- “There’s a famous political scientist name E. E. Schattschneider. He says, ‘If you want to understand how an issue is resolved politically, watch the audience.’ In his idea of politics, it’s all about getting the bystanders involved. And having really powerful frameworks that are wedded to underlying realities can help bring the audience into the fray.
- “Mothers who have been the grassroots of the gun control movement have been saying, “We have a duty of care towards the children.” With this new movement of teenage activists, it’s the children themselves saying, ‘You are not doing a good enough job taking care of us.’ They’re taking the other side of the same coin. That framing is very powerful.”
- “I have a theory about why appeals to children’s well-being works in our politics. We have a political culture that is suspicious of the state, and a cultural tendency across the left and the right to value individualism and liberty. But we also know that we need to pass laws to make sure that we have an orderly society and a law-abiding society.”

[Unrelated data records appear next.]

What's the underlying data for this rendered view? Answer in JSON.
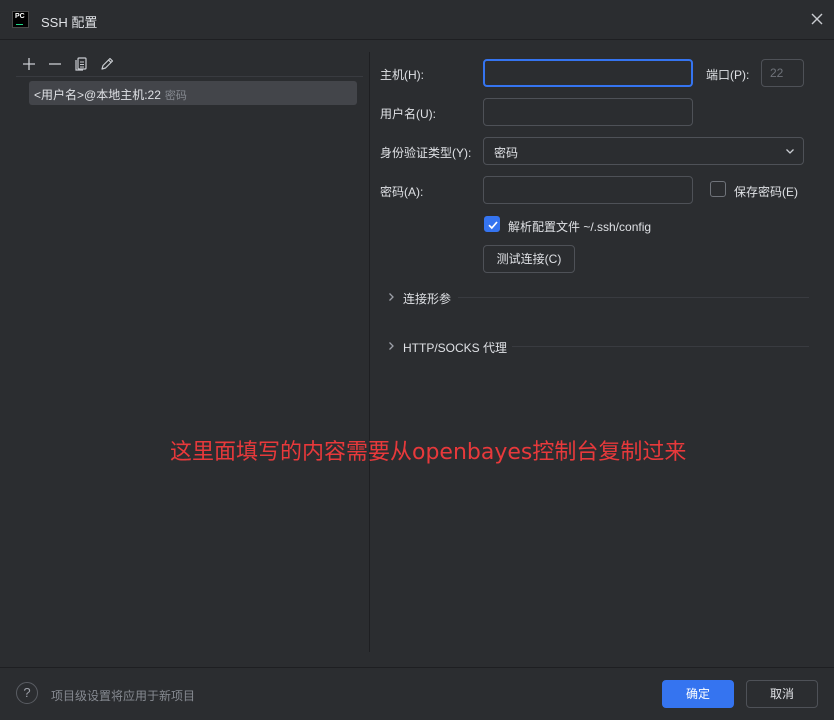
{
  "window": {
    "title": "SSH 配置",
    "logo_text": "PC"
  },
  "icons": {
    "app": "pycharm-logo-icon",
    "close": "close-icon",
    "add": "plus-icon",
    "remove": "minus-icon",
    "copy": "copy-icon",
    "edit": "pencil-icon",
    "dropdown": "chevron-down-icon",
    "expand": "chevron-right-icon",
    "check": "checkmark-icon",
    "help": "question-mark-icon"
  },
  "sidebar": {
    "items": [
      {
        "label": "<用户名>@本地主机:22",
        "auth": "密码"
      }
    ]
  },
  "form": {
    "host_label": "主机(H):",
    "host_value": "",
    "port_label": "端口(P):",
    "port_placeholder": "22",
    "username_label": "用户名(U):",
    "username_value": "",
    "auth_type_label": "身份验证类型(Y):",
    "auth_type_selected": "密码",
    "password_label": "密码(A):",
    "password_value": "",
    "save_password_label": "保存密码(E)",
    "save_password_checked": false,
    "parse_config_label": "解析配置文件 ~/.ssh/config",
    "parse_config_checked": true,
    "test_connection_label": "测试连接(C)"
  },
  "sections": [
    {
      "label": "连接形参"
    },
    {
      "label": "HTTP/SOCKS 代理"
    }
  ],
  "annotation": "这里面填写的内容需要从openbayes控制台复制过来",
  "footer": {
    "help_glyph": "?",
    "note": "项目级设置将应用于新项目",
    "ok_label": "确定",
    "cancel_label": "取消"
  },
  "colors": {
    "background": "#2b2d30",
    "accent": "#3574f0",
    "annotation": "#e8393b"
  }
}
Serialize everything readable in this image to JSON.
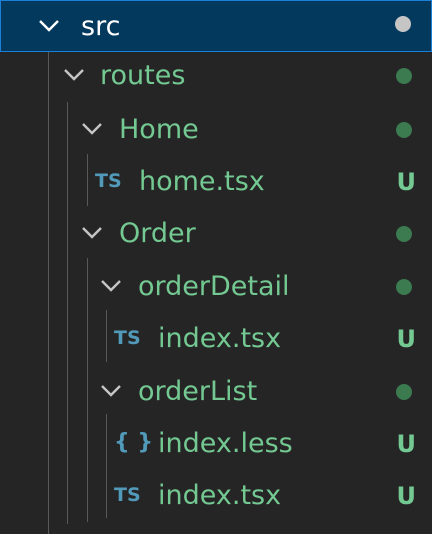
{
  "colors": {
    "background": "#252526",
    "selection": "#04395e",
    "selection_border": "#1b80d6",
    "untracked_text": "#73c991",
    "folder_dot": "#3c7a50",
    "selected_text": "#ffffff",
    "selected_dot": "#c5c5c5",
    "ts_icon": "#519aba",
    "json_icon": "#519aba",
    "guide": "#585858"
  },
  "tree": {
    "src": {
      "label": "src",
      "icon": "chevron-down-icon",
      "selected": true
    },
    "routes": {
      "label": "routes",
      "icon": "chevron-down-icon"
    },
    "home_folder": {
      "label": "Home",
      "icon": "chevron-down-icon"
    },
    "home_file": {
      "label": "home.tsx",
      "file_icon": "TS",
      "status": "U"
    },
    "order_folder": {
      "label": "Order",
      "icon": "chevron-down-icon"
    },
    "order_detail_folder": {
      "label": "orderDetail",
      "icon": "chevron-down-icon"
    },
    "order_detail_index": {
      "label": "index.tsx",
      "file_icon": "TS",
      "status": "U"
    },
    "order_list_folder": {
      "label": "orderList",
      "icon": "chevron-down-icon"
    },
    "order_list_less": {
      "label": "index.less",
      "file_icon": "{ }",
      "status": "U"
    },
    "order_list_index": {
      "label": "index.tsx",
      "file_icon": "TS",
      "status": "U"
    }
  }
}
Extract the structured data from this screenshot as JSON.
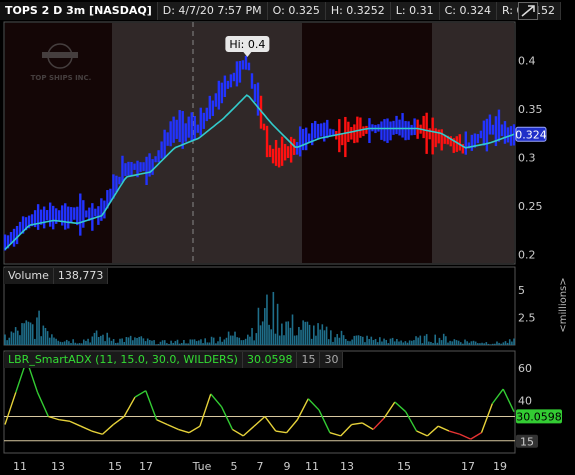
{
  "header": {
    "symbol": "TOPS 2 D 3m [NASDAQ]",
    "date": "D: 4/7/20 7:57 PM",
    "open": "O: 0.325",
    "high": "H: 0.3252",
    "low": "L: 0.31",
    "close": "C: 0.324",
    "range": "R: 0.0152"
  },
  "watermark": {
    "text": "TOP SHIPS INC."
  },
  "price_pane": {
    "hi_label": "Hi: 0.4",
    "last_price": "0.324",
    "y_ticks": [
      "0.4",
      "0.35",
      "0.3",
      "0.25",
      "0.2"
    ]
  },
  "volume_pane": {
    "label": "Volume",
    "value": "138,773",
    "y_ticks": [
      "5",
      "2.5"
    ],
    "unit": "<millions>"
  },
  "adx_pane": {
    "label": "LBR_SmartADX (11, 15.0, 30.0, WILDERS)",
    "value": "30.0598",
    "level1": "15",
    "level2": "30",
    "y_ticks": [
      "60",
      "40",
      "30",
      "15"
    ],
    "current": "30.0598",
    "level_badge": "15"
  },
  "x_axis": {
    "labels": [
      "11",
      "13",
      "15",
      "17",
      "Tue",
      "5",
      "7",
      "9",
      "11",
      "13",
      "15",
      "17",
      "19"
    ]
  },
  "colors": {
    "up": "#2233ff",
    "down": "#ff1111",
    "ma": "#33cccc",
    "volume": "#1f6f8b",
    "adx_green": "#33cc33",
    "adx_yellow": "#e6d23a",
    "adx_red": "#e63333",
    "session_dark": "#140606",
    "session_light": "#302828"
  },
  "chart_data": [
    {
      "type": "line",
      "name": "price",
      "ylim": [
        0.19,
        0.44
      ],
      "sessions": [
        "pre",
        "regular",
        "post",
        "regular",
        "post"
      ],
      "x": [
        "11",
        "13",
        "15",
        "17",
        "Tue",
        "5",
        "7",
        "9",
        "11",
        "13",
        "15",
        "17",
        "19"
      ],
      "close": [
        0.21,
        0.235,
        0.24,
        0.24,
        0.245,
        0.29,
        0.29,
        0.33,
        0.33,
        0.37,
        0.4,
        0.3,
        0.31,
        0.33,
        0.32,
        0.33,
        0.33,
        0.33,
        0.32,
        0.31,
        0.33,
        0.324
      ],
      "ma": [
        0.205,
        0.23,
        0.235,
        0.232,
        0.24,
        0.28,
        0.285,
        0.31,
        0.32,
        0.34,
        0.365,
        0.335,
        0.31,
        0.32,
        0.325,
        0.33,
        0.33,
        0.33,
        0.325,
        0.31,
        0.315,
        0.324
      ],
      "hi": 0.4,
      "last": 0.324
    },
    {
      "type": "bar",
      "name": "Volume",
      "ylim": [
        0,
        7
      ],
      "values": [
        1.2,
        2.5,
        3.3,
        0.9,
        0.6,
        1.5,
        0.8,
        1.0,
        0.4,
        0.5,
        0.6,
        0.9,
        1.4,
        2.0,
        5.5,
        3.1,
        2.6,
        1.8,
        1.4,
        1.0,
        0.8,
        0.6,
        0.9,
        1.2,
        0.7,
        0.5,
        0.3,
        0.6
      ]
    },
    {
      "type": "line",
      "name": "LBR_SmartADX",
      "ylim": [
        8,
        70
      ],
      "values": [
        25,
        45,
        65,
        45,
        30,
        28,
        27,
        24,
        21,
        19,
        25,
        30,
        42,
        46,
        28,
        25,
        22,
        20,
        24,
        44,
        36,
        22,
        18,
        24,
        30,
        21,
        20,
        28,
        41,
        34,
        20,
        18,
        25,
        26,
        22,
        29,
        39,
        33,
        21,
        18,
        24,
        21,
        19,
        16,
        20,
        38,
        47,
        33
      ],
      "colors": [
        "y",
        "g",
        "g",
        "g",
        "y",
        "y",
        "y",
        "y",
        "y",
        "y",
        "y",
        "y",
        "g",
        "g",
        "y",
        "y",
        "y",
        "y",
        "y",
        "g",
        "g",
        "y",
        "y",
        "y",
        "y",
        "y",
        "y",
        "y",
        "g",
        "g",
        "y",
        "y",
        "y",
        "y",
        "r",
        "y",
        "g",
        "g",
        "y",
        "y",
        "y",
        "r",
        "r",
        "r",
        "y",
        "g",
        "g",
        "g"
      ],
      "levels": [
        15,
        30
      ],
      "current": 30.0598
    }
  ]
}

- “So there’s this hurdle that needs to be cleared in order to justify restricting people’s liberty. Children are innocent. They’re not responsible for their own well-being; it’s something that we as a society are responsible for. And I think that argument helps clear that anti-state, don’t-tread-on-me barrier.”